Task:
From the records below, please return each line that holds the word "photo".

━━ Dataset extract ━━

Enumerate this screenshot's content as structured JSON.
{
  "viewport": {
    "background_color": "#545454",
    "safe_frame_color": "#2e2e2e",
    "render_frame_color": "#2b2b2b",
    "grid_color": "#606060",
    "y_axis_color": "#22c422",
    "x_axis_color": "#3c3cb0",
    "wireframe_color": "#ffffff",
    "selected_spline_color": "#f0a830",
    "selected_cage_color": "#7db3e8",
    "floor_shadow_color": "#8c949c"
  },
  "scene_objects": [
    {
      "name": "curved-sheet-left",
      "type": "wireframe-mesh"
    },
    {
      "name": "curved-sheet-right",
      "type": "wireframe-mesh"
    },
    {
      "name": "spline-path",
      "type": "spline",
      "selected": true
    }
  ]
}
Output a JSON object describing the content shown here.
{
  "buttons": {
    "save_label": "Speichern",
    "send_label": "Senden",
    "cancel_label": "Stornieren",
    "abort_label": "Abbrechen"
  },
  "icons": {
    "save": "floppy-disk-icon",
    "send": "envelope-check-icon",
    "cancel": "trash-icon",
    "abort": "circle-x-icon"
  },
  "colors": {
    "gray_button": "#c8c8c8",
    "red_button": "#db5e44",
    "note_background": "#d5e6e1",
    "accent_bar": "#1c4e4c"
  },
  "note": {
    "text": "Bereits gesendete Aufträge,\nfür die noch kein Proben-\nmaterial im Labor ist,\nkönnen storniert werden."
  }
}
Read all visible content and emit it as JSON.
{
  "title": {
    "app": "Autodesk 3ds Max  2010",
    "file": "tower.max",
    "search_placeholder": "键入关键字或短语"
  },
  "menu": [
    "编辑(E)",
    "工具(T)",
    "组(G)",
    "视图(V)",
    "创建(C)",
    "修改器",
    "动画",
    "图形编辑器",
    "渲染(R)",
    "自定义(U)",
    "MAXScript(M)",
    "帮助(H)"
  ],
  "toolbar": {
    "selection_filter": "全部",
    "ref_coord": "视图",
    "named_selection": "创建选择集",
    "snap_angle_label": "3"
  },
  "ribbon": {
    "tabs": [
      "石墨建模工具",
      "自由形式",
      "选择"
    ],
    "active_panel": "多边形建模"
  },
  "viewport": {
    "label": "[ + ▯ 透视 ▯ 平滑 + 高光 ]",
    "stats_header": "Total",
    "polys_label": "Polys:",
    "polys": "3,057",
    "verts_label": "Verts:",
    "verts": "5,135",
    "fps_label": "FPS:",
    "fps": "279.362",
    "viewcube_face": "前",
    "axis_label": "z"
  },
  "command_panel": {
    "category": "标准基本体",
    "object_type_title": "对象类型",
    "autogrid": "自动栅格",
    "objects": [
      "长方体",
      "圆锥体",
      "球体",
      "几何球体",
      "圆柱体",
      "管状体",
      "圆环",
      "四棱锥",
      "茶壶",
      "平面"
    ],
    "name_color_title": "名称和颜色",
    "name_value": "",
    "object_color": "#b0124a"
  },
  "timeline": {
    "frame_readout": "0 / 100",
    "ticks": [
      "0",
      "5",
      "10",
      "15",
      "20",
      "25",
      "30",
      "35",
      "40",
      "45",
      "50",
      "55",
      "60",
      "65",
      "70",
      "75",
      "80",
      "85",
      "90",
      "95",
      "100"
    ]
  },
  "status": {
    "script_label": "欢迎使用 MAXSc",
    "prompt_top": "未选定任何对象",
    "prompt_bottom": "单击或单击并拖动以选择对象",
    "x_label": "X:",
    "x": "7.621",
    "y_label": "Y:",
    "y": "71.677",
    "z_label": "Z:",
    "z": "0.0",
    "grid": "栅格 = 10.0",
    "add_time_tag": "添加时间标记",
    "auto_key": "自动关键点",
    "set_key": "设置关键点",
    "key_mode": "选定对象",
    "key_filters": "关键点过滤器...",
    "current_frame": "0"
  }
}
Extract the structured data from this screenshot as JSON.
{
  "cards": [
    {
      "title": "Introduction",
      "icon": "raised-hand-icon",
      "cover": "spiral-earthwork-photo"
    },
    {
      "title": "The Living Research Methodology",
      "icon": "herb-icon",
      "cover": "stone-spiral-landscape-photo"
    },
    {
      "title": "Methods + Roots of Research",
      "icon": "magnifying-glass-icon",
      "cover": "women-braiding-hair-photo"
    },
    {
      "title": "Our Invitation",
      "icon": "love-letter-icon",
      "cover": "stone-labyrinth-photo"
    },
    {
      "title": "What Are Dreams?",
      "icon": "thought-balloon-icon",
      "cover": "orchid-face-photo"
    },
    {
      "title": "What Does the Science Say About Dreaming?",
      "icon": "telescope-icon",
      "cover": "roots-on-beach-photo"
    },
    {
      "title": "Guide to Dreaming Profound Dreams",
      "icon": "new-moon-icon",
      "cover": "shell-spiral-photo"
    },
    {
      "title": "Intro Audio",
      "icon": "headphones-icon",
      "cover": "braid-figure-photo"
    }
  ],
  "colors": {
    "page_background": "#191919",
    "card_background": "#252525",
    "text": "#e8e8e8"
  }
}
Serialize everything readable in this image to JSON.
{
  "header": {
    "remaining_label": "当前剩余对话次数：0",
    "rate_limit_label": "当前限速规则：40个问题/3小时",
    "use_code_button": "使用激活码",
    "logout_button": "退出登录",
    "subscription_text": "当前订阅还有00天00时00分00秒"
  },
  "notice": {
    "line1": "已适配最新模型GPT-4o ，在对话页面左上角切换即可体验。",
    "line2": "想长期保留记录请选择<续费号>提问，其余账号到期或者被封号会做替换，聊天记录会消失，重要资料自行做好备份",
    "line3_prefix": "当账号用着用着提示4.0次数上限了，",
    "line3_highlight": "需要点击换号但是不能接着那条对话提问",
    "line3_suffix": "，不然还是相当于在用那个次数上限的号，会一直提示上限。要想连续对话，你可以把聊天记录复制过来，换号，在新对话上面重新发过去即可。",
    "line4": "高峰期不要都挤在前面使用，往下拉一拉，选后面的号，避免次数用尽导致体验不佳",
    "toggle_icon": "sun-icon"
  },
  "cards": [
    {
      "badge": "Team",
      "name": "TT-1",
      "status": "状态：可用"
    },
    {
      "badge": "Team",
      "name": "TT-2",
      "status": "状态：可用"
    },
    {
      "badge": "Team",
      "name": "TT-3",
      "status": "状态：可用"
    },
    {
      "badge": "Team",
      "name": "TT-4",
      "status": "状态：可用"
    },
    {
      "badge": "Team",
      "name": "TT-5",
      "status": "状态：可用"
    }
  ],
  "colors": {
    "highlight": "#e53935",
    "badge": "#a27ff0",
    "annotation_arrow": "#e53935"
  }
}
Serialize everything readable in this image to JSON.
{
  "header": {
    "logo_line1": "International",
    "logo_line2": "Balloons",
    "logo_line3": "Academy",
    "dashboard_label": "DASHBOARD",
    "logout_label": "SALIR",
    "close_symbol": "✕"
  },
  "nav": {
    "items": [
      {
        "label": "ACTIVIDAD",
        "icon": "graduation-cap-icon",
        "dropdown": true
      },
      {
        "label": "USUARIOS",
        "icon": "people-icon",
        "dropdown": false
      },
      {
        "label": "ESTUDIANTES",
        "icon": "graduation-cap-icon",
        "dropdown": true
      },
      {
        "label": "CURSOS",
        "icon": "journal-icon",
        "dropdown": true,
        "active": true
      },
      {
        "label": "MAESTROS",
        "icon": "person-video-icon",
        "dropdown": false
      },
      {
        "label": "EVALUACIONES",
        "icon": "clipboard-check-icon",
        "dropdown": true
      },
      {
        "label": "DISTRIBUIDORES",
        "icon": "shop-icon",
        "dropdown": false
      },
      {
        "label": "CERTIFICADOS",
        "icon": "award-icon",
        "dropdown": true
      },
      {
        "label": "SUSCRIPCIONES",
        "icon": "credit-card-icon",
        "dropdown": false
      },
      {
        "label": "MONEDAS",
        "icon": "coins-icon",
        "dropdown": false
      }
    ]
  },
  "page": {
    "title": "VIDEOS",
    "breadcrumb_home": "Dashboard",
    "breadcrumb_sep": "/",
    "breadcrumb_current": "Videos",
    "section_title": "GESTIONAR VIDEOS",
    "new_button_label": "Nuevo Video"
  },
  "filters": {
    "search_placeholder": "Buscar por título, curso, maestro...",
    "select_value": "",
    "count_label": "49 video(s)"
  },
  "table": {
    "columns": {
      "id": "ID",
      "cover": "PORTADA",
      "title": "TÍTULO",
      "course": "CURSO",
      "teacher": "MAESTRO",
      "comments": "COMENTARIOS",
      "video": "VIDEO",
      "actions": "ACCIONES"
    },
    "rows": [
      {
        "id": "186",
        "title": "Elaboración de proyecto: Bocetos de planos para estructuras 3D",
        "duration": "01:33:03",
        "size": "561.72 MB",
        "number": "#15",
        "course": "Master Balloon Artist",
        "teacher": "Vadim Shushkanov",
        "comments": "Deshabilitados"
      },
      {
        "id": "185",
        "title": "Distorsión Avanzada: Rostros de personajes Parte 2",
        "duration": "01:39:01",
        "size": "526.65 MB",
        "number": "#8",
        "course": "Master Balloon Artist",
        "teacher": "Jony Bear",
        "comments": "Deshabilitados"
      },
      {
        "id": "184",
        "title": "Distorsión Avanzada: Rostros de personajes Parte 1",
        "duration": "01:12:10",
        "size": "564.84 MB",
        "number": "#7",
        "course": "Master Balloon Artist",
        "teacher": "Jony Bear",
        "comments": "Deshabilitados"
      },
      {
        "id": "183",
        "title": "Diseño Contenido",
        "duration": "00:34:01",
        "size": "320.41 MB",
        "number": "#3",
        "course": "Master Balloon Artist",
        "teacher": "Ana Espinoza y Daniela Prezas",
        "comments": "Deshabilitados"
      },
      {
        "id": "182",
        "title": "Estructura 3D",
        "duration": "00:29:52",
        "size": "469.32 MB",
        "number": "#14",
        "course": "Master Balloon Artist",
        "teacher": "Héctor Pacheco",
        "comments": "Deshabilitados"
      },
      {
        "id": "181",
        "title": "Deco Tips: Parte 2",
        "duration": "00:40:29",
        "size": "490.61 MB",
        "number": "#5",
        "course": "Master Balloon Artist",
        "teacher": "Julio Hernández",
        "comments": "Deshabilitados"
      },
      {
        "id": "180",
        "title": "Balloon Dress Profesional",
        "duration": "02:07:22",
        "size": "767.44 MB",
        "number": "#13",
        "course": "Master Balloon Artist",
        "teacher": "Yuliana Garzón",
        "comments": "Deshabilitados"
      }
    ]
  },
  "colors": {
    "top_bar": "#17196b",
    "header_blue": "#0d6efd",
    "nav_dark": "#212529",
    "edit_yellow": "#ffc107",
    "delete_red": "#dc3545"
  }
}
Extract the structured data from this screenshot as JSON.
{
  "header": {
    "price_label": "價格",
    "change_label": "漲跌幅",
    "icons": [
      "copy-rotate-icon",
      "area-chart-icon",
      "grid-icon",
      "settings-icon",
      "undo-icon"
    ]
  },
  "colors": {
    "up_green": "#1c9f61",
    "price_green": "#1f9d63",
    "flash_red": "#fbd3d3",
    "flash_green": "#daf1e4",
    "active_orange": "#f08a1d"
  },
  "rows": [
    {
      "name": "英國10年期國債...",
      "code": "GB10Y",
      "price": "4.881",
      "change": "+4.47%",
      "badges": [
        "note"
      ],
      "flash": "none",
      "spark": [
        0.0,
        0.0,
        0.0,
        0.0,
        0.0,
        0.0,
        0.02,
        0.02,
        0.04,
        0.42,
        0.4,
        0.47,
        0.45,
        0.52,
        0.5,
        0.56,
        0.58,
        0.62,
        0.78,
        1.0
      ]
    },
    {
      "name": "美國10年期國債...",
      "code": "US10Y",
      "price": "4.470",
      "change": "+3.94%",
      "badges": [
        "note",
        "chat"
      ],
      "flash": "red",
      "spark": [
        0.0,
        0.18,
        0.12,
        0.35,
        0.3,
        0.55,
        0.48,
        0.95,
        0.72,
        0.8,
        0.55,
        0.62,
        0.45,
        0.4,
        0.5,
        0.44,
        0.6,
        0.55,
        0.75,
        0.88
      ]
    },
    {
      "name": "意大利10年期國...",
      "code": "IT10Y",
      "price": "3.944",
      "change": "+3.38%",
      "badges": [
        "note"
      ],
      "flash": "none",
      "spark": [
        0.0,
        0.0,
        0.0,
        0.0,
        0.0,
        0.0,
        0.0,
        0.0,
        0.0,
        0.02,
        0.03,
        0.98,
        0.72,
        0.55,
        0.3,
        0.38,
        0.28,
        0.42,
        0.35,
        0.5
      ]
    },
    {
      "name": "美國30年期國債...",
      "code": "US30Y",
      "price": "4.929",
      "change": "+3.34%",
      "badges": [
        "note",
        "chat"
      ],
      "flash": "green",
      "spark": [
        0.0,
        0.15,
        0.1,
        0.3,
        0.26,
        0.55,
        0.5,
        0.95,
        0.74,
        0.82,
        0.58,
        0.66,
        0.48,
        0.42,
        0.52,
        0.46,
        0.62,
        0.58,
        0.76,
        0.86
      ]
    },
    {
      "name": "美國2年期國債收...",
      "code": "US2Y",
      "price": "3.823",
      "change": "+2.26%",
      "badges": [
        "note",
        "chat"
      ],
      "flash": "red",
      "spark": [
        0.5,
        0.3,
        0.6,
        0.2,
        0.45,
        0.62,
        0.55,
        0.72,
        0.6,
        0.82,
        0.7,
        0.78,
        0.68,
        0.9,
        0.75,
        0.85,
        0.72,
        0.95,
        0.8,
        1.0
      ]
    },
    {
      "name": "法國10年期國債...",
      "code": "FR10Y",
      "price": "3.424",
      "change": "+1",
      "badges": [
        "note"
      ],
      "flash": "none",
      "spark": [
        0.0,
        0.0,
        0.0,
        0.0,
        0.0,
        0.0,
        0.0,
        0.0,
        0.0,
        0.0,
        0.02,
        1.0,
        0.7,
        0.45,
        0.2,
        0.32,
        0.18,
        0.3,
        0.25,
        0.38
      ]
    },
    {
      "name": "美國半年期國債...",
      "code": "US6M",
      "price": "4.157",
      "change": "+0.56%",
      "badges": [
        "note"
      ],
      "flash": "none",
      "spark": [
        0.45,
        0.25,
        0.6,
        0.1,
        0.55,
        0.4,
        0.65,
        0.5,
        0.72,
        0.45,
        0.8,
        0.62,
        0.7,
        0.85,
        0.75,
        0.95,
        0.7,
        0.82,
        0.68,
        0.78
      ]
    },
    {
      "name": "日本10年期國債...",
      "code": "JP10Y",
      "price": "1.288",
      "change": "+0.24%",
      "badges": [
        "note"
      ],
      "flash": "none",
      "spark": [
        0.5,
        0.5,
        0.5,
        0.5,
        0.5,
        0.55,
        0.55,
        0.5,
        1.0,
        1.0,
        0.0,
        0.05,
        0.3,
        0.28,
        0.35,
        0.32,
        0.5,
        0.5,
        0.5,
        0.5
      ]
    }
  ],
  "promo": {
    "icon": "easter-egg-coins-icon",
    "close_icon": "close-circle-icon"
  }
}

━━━

Response box:
      "cover": "spiral-earthwork-photo"
      "cover": "stone-spiral-landscape-photo"
      "cover": "women-braiding-hair-photo"
      "cover": "stone-labyrinth-photo"
      "cover": "orchid-face-photo"
      "cover": "roots-on-beach-photo"
      "cover": "shell-spiral-photo"
      "cover": "braid-figure-photo"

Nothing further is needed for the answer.